The FCPS Epidemic

According to the 2015 FCPS student survey, over a third of all students were under a great stress during the month prior to the survey.
“Unrealistic expectations, I think that is the major contributing factor,” said Janice Dalton, assistant principal at Rolling Valley Elementary School in West Springfield, in an interview with WTOP news. We’ve lost touch with a balanced life.”
Students feel pressured to have huge success in challenging classes.
“Last year, a counselor basically told my class we had to have a 4.0 GPA to go to college,” freshman Addie Merlo said.
In reality, a less selective school accepts students with GPAs starting at a 2.0.
These expectations, combined with a stressful environment and self pressure, can cause students to experience depression.
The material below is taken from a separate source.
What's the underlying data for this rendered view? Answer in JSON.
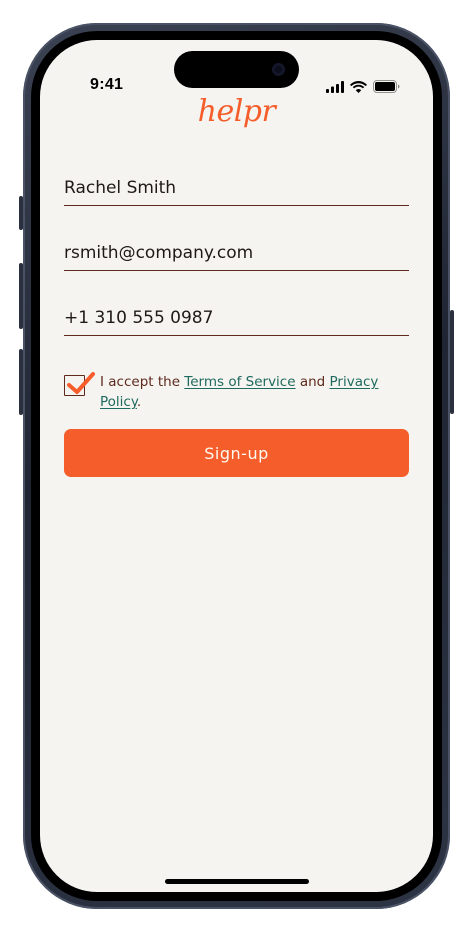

In FCPS, 32 percent of sophomores and 36 percent of seniors experienced symptoms of depression, above the national average of 29 percent for both sophomores and seniors. This data comes from the FCPS youth survey.
In rare cases, depression and built up pressure leads students to self harm or suicide.
“There is too much stress in my life from school and the environment it creates,” former Woodson sophomore Jack Chen wrote. “Expectations for sports, expectations from my friends and expectations from my family.”
Chen was a student at W.T. Woodson high who committed suicide in 2014. He had a 4.3 GPA and was captain of the junior varsity football team.
According to WTOP news, in 2013, 6.9 FCPS students per 100,000 students committed suicide. The national average was 4.4 students per 100,000. Another 17 percent of FCPS students reported having suicidal thoughts on the 2013 FCPS youth survey. Approximately a third of FCPS seniors and sophomores said they have feelings of sadness and hopelessness, which is, again, higher than the national average.
Stress in FCPS has become a major problem, and FCPS has to set up efforts to reduce and help students deal with the pressure. They have partnered with mental health organizations, set up a texting hotline and increased teacher training on suicide related issues. FCPS has also set up conferences on managing stress.
At Lake Braddock, we participate in county wide depression screenings and mental health testing. The school also provides counselors for students in need.
However, students such as Merlo don’t think the school or counselors prevent stress prevents stress.
“The counselors are not super helpful,” Merlo said. “They might be if you go see them, but there’s not much time for that. When they do the counselors’ meeting things, it’s usually discussing your future and not actively helping with current stress.”
The most valuable method of reducing this stress would be lowering the expectations put on students. Telling eighth graders they have to have a 4.0 to have a decent college education only stresses them out, telling students instead that it’s ok to mess up sometimes could take the pressure off students to be high performing all the time.
With many students pressure to succeed and perform the best from home, compiled with the pressure students feel from school, means there’s really no one cutting any slack. There’s no room to make a mistake in an environment that tells you you have to have a perfect GPA. If FCPS wants to remove the stress, they have to remove this environment.
The most important thing to remember is that this point in your life is short, and that high school is just a build up to greater things. You don’t need to succeed at everything in order to be successful.